■ DATA SUPPLIED:
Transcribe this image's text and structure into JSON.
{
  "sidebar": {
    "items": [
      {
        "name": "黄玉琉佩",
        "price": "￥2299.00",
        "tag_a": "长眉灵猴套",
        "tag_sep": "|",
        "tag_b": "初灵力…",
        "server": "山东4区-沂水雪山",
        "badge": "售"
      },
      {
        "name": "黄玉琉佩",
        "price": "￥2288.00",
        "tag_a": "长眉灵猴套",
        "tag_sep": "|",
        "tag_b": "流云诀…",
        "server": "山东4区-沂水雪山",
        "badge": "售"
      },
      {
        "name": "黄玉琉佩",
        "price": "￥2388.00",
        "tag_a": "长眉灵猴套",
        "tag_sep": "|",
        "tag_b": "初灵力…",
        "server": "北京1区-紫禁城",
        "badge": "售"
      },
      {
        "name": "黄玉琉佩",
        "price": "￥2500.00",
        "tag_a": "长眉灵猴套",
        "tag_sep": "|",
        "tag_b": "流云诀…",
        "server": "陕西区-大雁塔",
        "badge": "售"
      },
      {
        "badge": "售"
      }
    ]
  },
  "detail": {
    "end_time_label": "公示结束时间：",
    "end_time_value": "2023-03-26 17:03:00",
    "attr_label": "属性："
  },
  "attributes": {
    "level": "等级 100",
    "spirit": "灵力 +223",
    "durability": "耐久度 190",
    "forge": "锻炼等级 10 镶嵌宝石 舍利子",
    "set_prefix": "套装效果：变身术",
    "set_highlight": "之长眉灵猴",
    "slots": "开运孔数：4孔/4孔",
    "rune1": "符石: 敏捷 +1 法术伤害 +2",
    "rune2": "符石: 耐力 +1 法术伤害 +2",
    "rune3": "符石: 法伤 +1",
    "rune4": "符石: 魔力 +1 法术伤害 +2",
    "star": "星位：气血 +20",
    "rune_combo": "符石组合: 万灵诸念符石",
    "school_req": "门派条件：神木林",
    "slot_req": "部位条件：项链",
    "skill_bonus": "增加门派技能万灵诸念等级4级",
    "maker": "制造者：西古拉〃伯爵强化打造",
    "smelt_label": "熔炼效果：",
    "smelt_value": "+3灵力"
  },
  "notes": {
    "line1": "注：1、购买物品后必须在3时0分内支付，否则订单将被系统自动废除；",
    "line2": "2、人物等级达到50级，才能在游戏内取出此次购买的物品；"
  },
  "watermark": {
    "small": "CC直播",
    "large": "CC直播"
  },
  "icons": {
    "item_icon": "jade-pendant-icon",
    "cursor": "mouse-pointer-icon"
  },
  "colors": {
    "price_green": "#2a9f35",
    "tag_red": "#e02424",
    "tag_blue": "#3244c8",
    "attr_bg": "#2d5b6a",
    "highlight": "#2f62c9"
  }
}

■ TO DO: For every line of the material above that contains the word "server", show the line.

■ ANSWER SPACE:
        "server": "山东4区-沂水雪山",
        "server": "山东4区-沂水雪山",
        "server": "北京1区-紫禁城",
        "server": "陕西区-大雁塔",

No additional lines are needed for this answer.